Over these past five seasons, Gordon has been the gold standard with the glove while finding his niche as a versatile offensive player. He has a .248 career batting average and .744 OPS as a third baseman, .279/.804 as a left fielder.
Desmond, in this new challenge, could not find a better role model. If he needs a pep talk on embracing change as opportunity, Gordon is right there, within walking distance.
Of less recent vintage is the Hall of Fame story of Robin Yount. Making his Major League debut as a shortstop in Milwaukee at 18 in 1974, Yount stayed there for a decade. He won an AL Gold Glove Award in '82, along with his AL Most Valuable Player Award, driving the AL champion Brewers with his league-best .957 OPS.
An established All-Star and among the game's elite players, Yount made the move to the outfield in 1985, at 29. The second half of his career as a center fielder was just as brilliant as the first half. Yount claimed his second AL MVP Award in 1989. He had a .753 OPS and .284 average as a shortstop, .793 and .287 as a center fielder.

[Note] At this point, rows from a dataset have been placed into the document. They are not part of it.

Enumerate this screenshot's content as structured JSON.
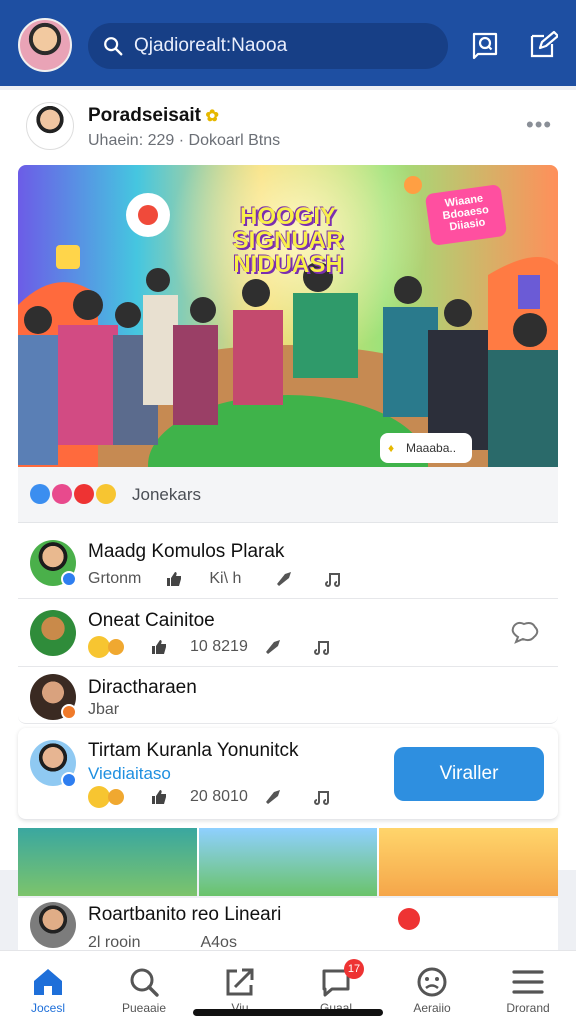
{
  "header": {
    "search_text": "Qjadiorealt:Naooa"
  },
  "post": {
    "author_name": "Poradseisait",
    "author_sub": "Uhaein: 229 · Dokoarl Btns",
    "banner_title_1": "HOOGIY",
    "banner_title_2": "SIGNUAR",
    "banner_title_3": "NIDUASH",
    "banner_bubble": "Wiaane Bdoaeso Diiasio",
    "banner_tag": "Maaaba..",
    "reactions_label": "Jonekars"
  },
  "comments": [
    {
      "title": "Maadg Komulos Plarak",
      "meta_1": "Grtonm",
      "meta_2": "Ki\\ h"
    },
    {
      "title": "Oneat Cainitoe",
      "meta_2": "10 8219"
    },
    {
      "title": "Diractharaen",
      "meta_1": "Jbar"
    },
    {
      "title": "Tirtam Kuranla  Yonunitck",
      "subtitle": "Viediaitaso",
      "meta_2": "20 8010",
      "button_label": "Viraller"
    },
    {
      "title": "Roartbanito reo Lineari",
      "meta_1": "2l rooin",
      "meta_2": "A4os"
    }
  ],
  "tabs": [
    {
      "label": "Jocesl"
    },
    {
      "label": "Pueaaie"
    },
    {
      "label": "Viu"
    },
    {
      "label": "Guaal",
      "badge": "17"
    },
    {
      "label": "Aeraiio"
    },
    {
      "label": "Drorand"
    }
  ],
  "colors": {
    "header_bg": "#1e4fa2",
    "accent": "#2e8fe0",
    "active_tab": "#1e6fd9"
  }
}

Another Hall of Fame player with a fascinating history is Craig Biggio.
The Astros moved the versatile athlete from catcher to the outfield to second base and, finally, back to center field at age 37. Biggio's four Gold Glove Awards from 1994-97 came at second base, but he was a quality center fielder as well. His offensive numbers are slightly better as an infielder when he was in his physical prime.
Reaching deeper into history, two of the greatest players to grace the sport flourished after being liberated from middle-infield positions in the Minor Leagues.
Mickey Mantle made more than 100 errors in 184 games in 1949-50 in the Yankees' system before they decided he'd make a better center fielder than a shortstop.
Henry Aaron was an error-prone second baseman -- 35 errors in 135 games for Class A Jacksonville -- when the Braves converted him into an outfielder in 1954. He returned to second for 27 big league games in '55, but Milwaukee saw his future in right. The Braves couldn't have been more right about the man who eclipsed Babe Ruth's home run record.
Carl Yastrzemski was signed as a shortstop. After one season, he was moved to left field in 1960, groomed as Ted Williams' replacement. Yastrzemski took over in left as a rookie in '61, and the rest is Hall of Fame history.
The most durable infield in Major League history was the unit of Ron Cey, Bill Russell, Davey Lopes and Steve Garvey from third to first. Their eight-year run began on a full-time basis in 1974.
Russell and Lopes had started their professional careers as center fielders before the Dodgers moved them to the middle infield in a familiar procedure they called "coconut snatching." They finished their careers back in the outfield, showing at their advanced ages they still could run balls down in the gaps.
Lyle Spencer is a columnist for MLB.com. Follow him on Twitter @LyleMSpencer. This story was not subject to the approval of Major League Baseball or its clubs.